[The data — start]
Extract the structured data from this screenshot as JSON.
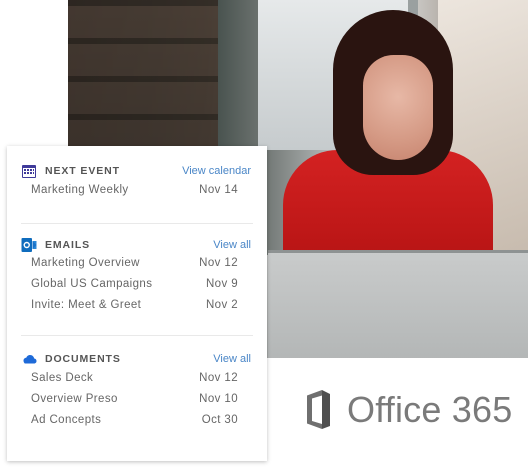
{
  "brand": {
    "product": "Office 365"
  },
  "card": {
    "next_event": {
      "title": "NEXT EVENT",
      "action": "View calendar",
      "items": [
        {
          "name": "Marketing Weekly",
          "date": "Nov 14"
        }
      ]
    },
    "emails": {
      "title": "EMAILS",
      "action": "View all",
      "items": [
        {
          "name": "Marketing Overview",
          "date": "Nov 12"
        },
        {
          "name": "Global US Campaigns",
          "date": "Nov 9"
        },
        {
          "name": "Invite: Meet & Greet",
          "date": "Nov 2"
        }
      ]
    },
    "documents": {
      "title": "DOCUMENTS",
      "action": "View all",
      "items": [
        {
          "name": "Sales Deck",
          "date": "Nov 12"
        },
        {
          "name": "Overview Preso",
          "date": "Nov 10"
        },
        {
          "name": "Ad Concepts",
          "date": "Oct 30"
        }
      ]
    }
  },
  "icons": {
    "calendar": "calendar-icon",
    "outlook": "outlook-icon",
    "onedrive": "cloud-icon",
    "office": "office-logo-icon"
  },
  "colors": {
    "accent_blue": "#4a86c7",
    "outlook_blue": "#0f6cbd",
    "onedrive_blue": "#1e6ad8",
    "text_gray": "#666666",
    "wordmark_gray": "#7a7a7a"
  }
}
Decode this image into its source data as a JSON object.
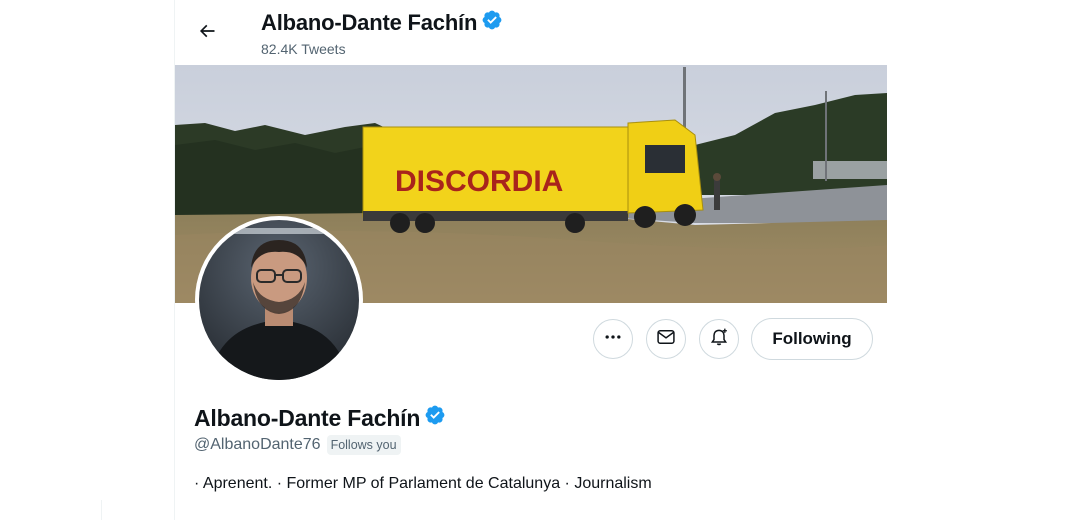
{
  "header": {
    "name": "Albano-Dante Fachín",
    "tweet_count": "82.4K Tweets",
    "back_icon": "arrow-left-icon"
  },
  "banner": {
    "truck_text": "DISCORDIA",
    "description_icon": "banner-image"
  },
  "actions": {
    "more_icon": "more-dots-icon",
    "message_icon": "envelope-icon",
    "notify_icon": "bell-plus-icon",
    "follow_label": "Following"
  },
  "profile": {
    "name": "Albano-Dante Fachín",
    "handle": "@AlbanoDante76",
    "follows_you": "Follows you",
    "bio": "· Aprenent. · Former MP of Parlament de Catalunya · Journalism"
  },
  "colors": {
    "verified": "#1d9bf0",
    "text_primary": "#0f1419",
    "text_secondary": "#536471",
    "border": "#cfd9de"
  }
}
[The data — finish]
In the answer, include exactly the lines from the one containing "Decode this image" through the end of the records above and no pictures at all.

Decode this image into its source data as a JSON object.
{
  "header": {
    "name": "Albano-Dante Fachín",
    "tweet_count": "82.4K Tweets",
    "back_icon": "arrow-left-icon"
  },
  "banner": {
    "truck_text": "DISCORDIA",
    "description_icon": "banner-image"
  },
  "actions": {
    "more_icon": "more-dots-icon",
    "message_icon": "envelope-icon",
    "notify_icon": "bell-plus-icon",
    "follow_label": "Following"
  },
  "profile": {
    "name": "Albano-Dante Fachín",
    "handle": "@AlbanoDante76",
    "follows_you": "Follows you",
    "bio": "· Aprenent. · Former MP of Parlament de Catalunya · Journalism"
  },
  "colors": {
    "verified": "#1d9bf0",
    "text_primary": "#0f1419",
    "text_secondary": "#536471",
    "border": "#cfd9de"
  }
}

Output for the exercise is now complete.